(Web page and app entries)
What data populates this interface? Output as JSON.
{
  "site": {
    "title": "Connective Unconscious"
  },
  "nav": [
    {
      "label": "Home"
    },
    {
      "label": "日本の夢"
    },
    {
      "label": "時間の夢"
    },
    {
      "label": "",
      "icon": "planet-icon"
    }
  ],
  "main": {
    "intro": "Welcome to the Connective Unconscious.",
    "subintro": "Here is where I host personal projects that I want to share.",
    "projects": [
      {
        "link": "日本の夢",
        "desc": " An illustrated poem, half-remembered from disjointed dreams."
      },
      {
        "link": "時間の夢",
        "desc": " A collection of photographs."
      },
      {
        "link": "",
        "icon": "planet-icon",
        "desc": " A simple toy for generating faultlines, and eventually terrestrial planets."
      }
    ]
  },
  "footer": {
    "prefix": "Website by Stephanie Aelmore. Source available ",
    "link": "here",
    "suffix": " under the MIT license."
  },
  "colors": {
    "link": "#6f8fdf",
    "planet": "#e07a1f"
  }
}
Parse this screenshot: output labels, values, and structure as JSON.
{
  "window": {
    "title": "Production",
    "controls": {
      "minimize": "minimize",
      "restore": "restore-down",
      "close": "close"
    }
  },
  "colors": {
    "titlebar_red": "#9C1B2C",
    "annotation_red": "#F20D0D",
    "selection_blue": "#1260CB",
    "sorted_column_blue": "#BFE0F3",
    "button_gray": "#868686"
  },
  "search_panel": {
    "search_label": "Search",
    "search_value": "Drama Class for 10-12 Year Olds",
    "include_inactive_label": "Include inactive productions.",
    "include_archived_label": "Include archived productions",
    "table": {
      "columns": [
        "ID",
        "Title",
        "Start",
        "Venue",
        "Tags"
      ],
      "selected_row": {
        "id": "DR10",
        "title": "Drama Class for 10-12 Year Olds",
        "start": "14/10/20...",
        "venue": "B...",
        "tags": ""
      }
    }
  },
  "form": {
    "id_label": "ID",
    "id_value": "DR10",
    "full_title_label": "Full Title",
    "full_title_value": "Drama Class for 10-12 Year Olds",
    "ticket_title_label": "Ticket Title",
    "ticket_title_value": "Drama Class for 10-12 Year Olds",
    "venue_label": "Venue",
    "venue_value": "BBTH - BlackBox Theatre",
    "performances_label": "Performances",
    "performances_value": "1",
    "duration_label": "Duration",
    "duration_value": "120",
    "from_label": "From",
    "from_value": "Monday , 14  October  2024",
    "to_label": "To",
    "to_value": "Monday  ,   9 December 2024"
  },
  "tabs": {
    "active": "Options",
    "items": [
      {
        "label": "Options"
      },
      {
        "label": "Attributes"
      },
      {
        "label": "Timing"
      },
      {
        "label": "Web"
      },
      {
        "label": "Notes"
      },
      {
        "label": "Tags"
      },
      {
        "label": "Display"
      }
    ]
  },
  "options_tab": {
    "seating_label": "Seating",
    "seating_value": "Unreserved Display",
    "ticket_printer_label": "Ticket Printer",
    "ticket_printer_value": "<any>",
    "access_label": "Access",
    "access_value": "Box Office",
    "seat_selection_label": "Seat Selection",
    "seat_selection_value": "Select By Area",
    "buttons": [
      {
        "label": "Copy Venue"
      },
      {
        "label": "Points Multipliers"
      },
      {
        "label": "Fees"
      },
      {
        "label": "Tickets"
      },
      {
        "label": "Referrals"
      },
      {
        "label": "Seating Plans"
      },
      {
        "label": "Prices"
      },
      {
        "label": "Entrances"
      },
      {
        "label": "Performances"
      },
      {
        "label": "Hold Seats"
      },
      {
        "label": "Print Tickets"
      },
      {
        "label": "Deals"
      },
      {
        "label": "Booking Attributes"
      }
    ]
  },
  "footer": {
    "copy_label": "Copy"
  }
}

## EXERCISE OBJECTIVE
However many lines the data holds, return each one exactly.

## WRITTEN ANSWER
What data populates this interface? Output as JSON.
{
  "site": {
    "title": "Connective Unconscious"
  },
  "nav": [
    {
      "label": "Home"
    },
    {
      "label": "日本の夢"
    },
    {
      "label": "時間の夢"
    },
    {
      "label": "",
      "icon": "planet-icon"
    }
  ],
  "main": {
    "intro": "Welcome to the Connective Unconscious.",
    "subintro": "Here is where I host personal projects that I want to share.",
    "projects": [
      {
        "link": "日本の夢",
        "desc": " An illustrated poem, half-remembered from disjointed dreams."
      },
      {
        "link": "時間の夢",
        "desc": " A collection of photographs."
      },
      {
        "link": "",
        "icon": "planet-icon",
        "desc": " A simple toy for generating faultlines, and eventually terrestrial planets."
      }
    ]
  },
  "footer": {
    "prefix": "Website by Stephanie Aelmore. Source available ",
    "link": "here",
    "suffix": " under the MIT license."
  },
  "colors": {
    "link": "#6f8fdf",
    "planet": "#e07a1f"
  }
}
Parse this screenshot: output labels, values, and structure as JSON.
{
  "window": {
    "title": "Production",
    "controls": {
      "minimize": "minimize",
      "restore": "restore-down",
      "close": "close"
    }
  },
  "colors": {
    "titlebar_red": "#9C1B2C",
    "annotation_red": "#F20D0D",
    "selection_blue": "#1260CB",
    "sorted_column_blue": "#BFE0F3",
    "button_gray": "#868686"
  },
  "search_panel": {
    "search_label": "Search",
    "search_value": "Drama Class for 10-12 Year Olds",
    "include_inactive_label": "Include inactive productions.",
    "include_archived_label": "Include archived productions",
    "table": {
      "columns": [
        "ID",
        "Title",
        "Start",
        "Venue",
        "Tags"
      ],
      "selected_row": {
        "id": "DR10",
        "title": "Drama Class for 10-12 Year Olds",
        "start": "14/10/20...",
        "venue": "B...",
        "tags": ""
      }
    }
  },
  "form": {
    "id_label": "ID",
    "id_value": "DR10",
    "full_title_label": "Full Title",
    "full_title_value": "Drama Class for 10-12 Year Olds",
    "ticket_title_label": "Ticket Title",
    "ticket_title_value": "Drama Class for 10-12 Year Olds",
    "venue_label": "Venue",
    "venue_value": "BBTH - BlackBox Theatre",
    "performances_label": "Performances",
    "performances_value": "1",
    "duration_label": "Duration",
    "duration_value": "120",
    "from_label": "From",
    "from_value": "Monday , 14  October  2024",
    "to_label": "To",
    "to_value": "Monday  ,   9 December 2024"
  },
  "tabs": {
    "active": "Options",
    "items": [
      {
        "label": "Options"
      },
      {
        "label": "Attributes"
      },
      {
        "label": "Timing"
      },
      {
        "label": "Web"
      },
      {
        "label": "Notes"
      },
      {
        "label": "Tags"
      },
      {
        "label": "Display"
      }
    ]
  },
  "options_tab": {
    "seating_label": "Seating",
    "seating_value": "Unreserved Display",
    "ticket_printer_label": "Ticket Printer",
    "ticket_printer_value": "<any>",
    "access_label": "Access",
    "access_value": "Box Office",
    "seat_selection_label": "Seat Selection",
    "seat_selection_value": "Select By Area",
    "buttons": [
      {
        "label": "Copy Venue"
      },
      {
        "label": "Points Multipliers"
      },
      {
        "label": "Fees"
      },
      {
        "label": "Tickets"
      },
      {
        "label": "Referrals"
      },
      {
        "label": "Seating Plans"
      },
      {
        "label": "Prices"
      },
      {
        "label": "Entrances"
      },
      {
        "label": "Performances"
      },
      {
        "label": "Hold Seats"
      },
      {
        "label": "Print Tickets"
      },
      {
        "label": "Deals"
      },
      {
        "label": "Booking Attributes"
      }
    ]
  },
  "footer": {
    "copy_label": "Copy"
  }
}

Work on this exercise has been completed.